Harlem Shuffle: A Novel, by Colson Whitehead (Anticipated September 2021)

A two-time winner of the Pulitzer Prize for fiction (2017, 2020), Harvard-educated Whitehead has left quite an impression on our planet. With this, his eighth novel, a crime story, he takes us to the world of Harlem in the 1960s. It’s a novel he conceived some time ago, but has just completed, in bits and pieces, during the COVID quarantine period this past year. We know Whitehead for his fiction, specifically The Underground Railroad (2016) and The Nickel Boys: A Novel (2019), but his larger career is impressive and diverse. Not only does he write works of fiction and non-fiction, but he has written for the most notable of newspapers and magazines, taught at Princeton University, been a writer-in-residence at Vassar, and received the MacArthur Fellowship (aka the “Genius Grant”).

Crossroads, A Novel (“A Key to All Mythologies,” Book 1), by Jonathan Franzen (Anticipated October 2021)

In my world, this is the literary announcement of the year. In his first book in six years (since Purity: A Novel, in 2015), Franzen has written not one, but three new novels, a trilogy to anticipate over the next several years. Chicago 1971 is the setting and the romp will carry us along with the Hildebrandt family as they “navigate the political, intellectual and social cross-currents of the past 50 years.” Franzen, a passionate birder, outspoken critic of social media, and the leading novelist of his generation, is gifting us, according to his publisher, “a tour-de-force of interwoven perspectives and sustained suspense.” If this is correct, I, for one, cannot wait!

Something to Hide, by Elizabeth George (Anticipated October 2021)

Are you a devoted fan of the Lynley detective series?
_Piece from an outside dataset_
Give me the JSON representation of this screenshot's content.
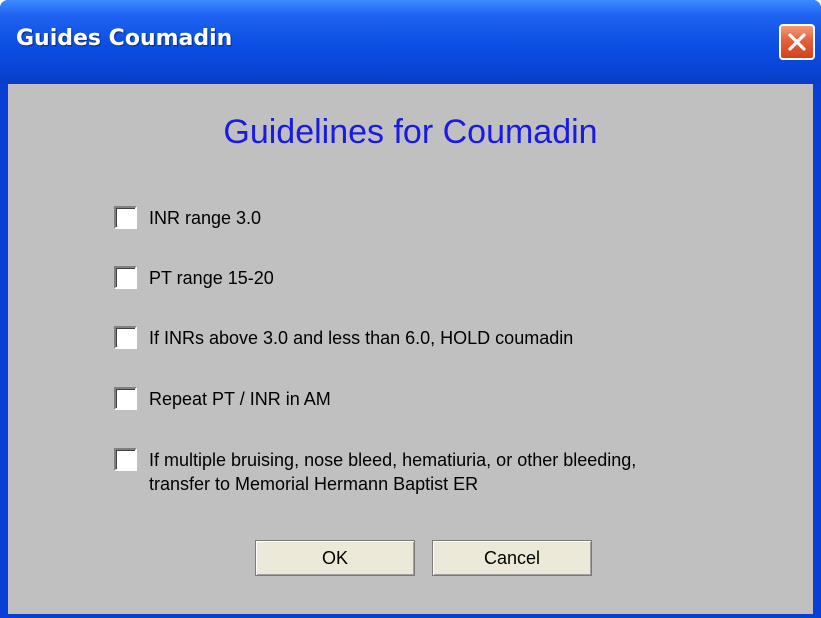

If so, this is book 21, and I’m sure you’ve read the previous 20, as have I. Others may have watched the PBS television series created from the books. I’ve refused to watch it given what I view as the abhorrent misrepresentation of the character Detective Barbara Havers, one of the brilliant creations of Elizabeth George in the book series. You’ll have to wait until October to find out what snags Barbara creates while honing her fine detective skills under the direction, and often to the distress, of Inspector Lynley.
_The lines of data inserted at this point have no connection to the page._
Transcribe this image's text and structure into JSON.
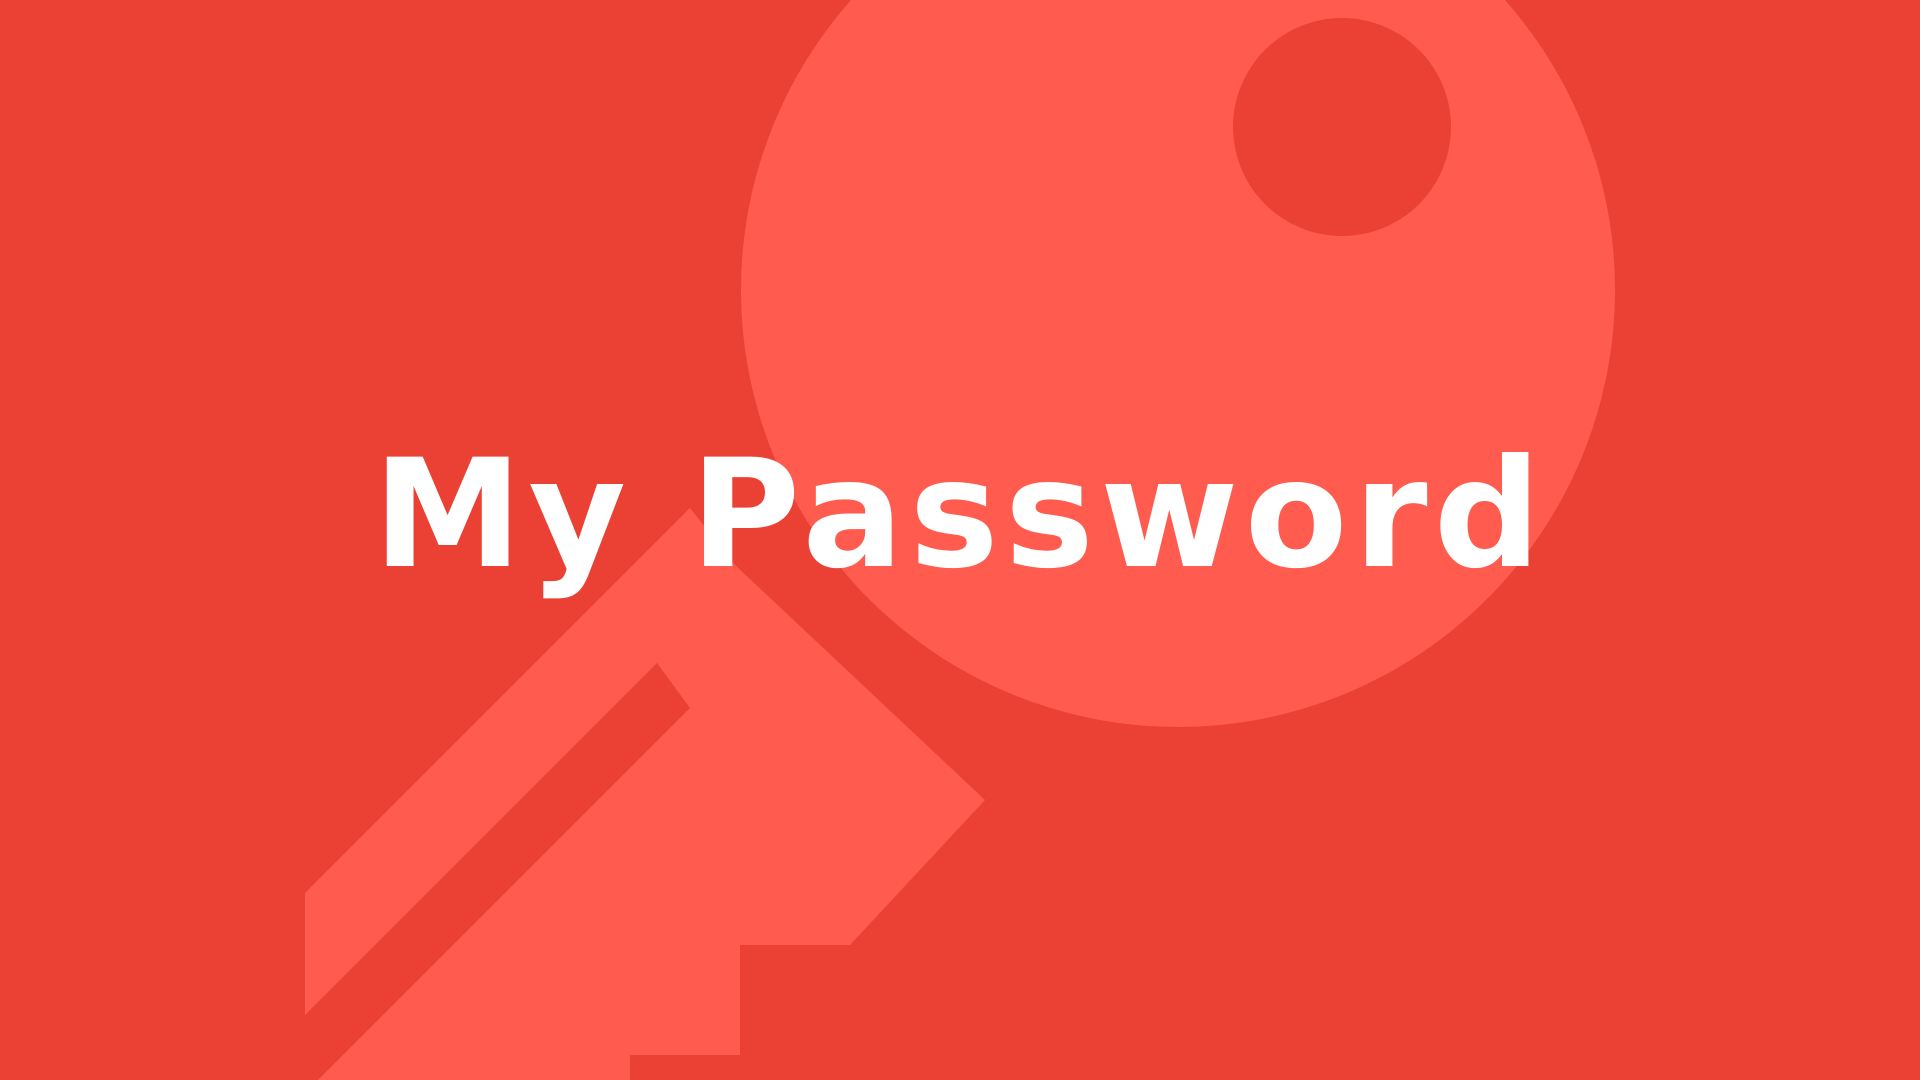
{
  "hero": {
    "title": "My Password"
  },
  "colors": {
    "background": "#EB4135",
    "key_shape": "#FF5B4E",
    "title_text": "#FFFFFF"
  },
  "icons": {
    "background_art": "key-icon"
  }
}
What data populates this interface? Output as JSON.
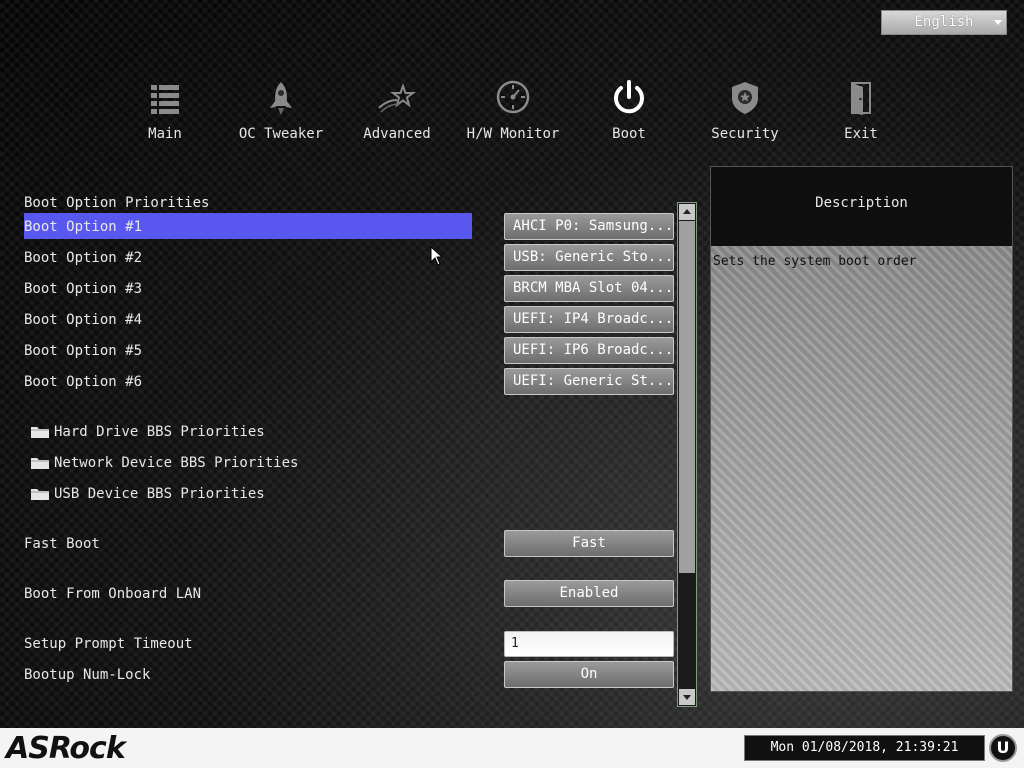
{
  "language": {
    "selected": "English"
  },
  "nav": [
    {
      "label": "Main",
      "icon": "list-icon"
    },
    {
      "label": "OC Tweaker",
      "icon": "rocket-icon"
    },
    {
      "label": "Advanced",
      "icon": "star-icon"
    },
    {
      "label": "H/W Monitor",
      "icon": "gauge-icon"
    },
    {
      "label": "Boot",
      "icon": "power-icon",
      "active": true
    },
    {
      "label": "Security",
      "icon": "shield-icon"
    },
    {
      "label": "Exit",
      "icon": "door-icon"
    }
  ],
  "section_title": "Boot Option Priorities",
  "boot_options": [
    {
      "label": "Boot Option #1",
      "value": "AHCI P0: Samsung..."
    },
    {
      "label": "Boot Option #2",
      "value": "USB: Generic Sto..."
    },
    {
      "label": "Boot Option #3",
      "value": "BRCM MBA Slot 04..."
    },
    {
      "label": "Boot Option #4",
      "value": "UEFI: IP4 Broadc..."
    },
    {
      "label": "Boot Option #5",
      "value": "UEFI: IP6 Broadc..."
    },
    {
      "label": "Boot Option #6",
      "value": "UEFI: Generic St..."
    }
  ],
  "submenus": [
    {
      "label": "Hard Drive BBS Priorities"
    },
    {
      "label": "Network Device BBS Priorities"
    },
    {
      "label": "USB Device BBS Priorities"
    }
  ],
  "settings": {
    "fast_boot": {
      "label": "Fast Boot",
      "value": "Fast"
    },
    "onboard_lan": {
      "label": "Boot From Onboard LAN",
      "value": "Enabled"
    },
    "prompt_timeout": {
      "label": "Setup Prompt Timeout",
      "value": "1"
    },
    "num_lock": {
      "label": "Bootup Num-Lock",
      "value": "On"
    }
  },
  "description": {
    "title": "Description",
    "text": "Sets the system boot order"
  },
  "footer": {
    "brand": "ASRock",
    "datetime": "Mon 01/08/2018, 21:39:21",
    "u_button": "U"
  },
  "colors": {
    "highlight": "#5858f0",
    "active_nav": "#ffffff",
    "inactive_nav_icon": "#8a8a8a"
  }
}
And thus we move in 2021, led and encouraged by our favorite authors and new artists on the horizon.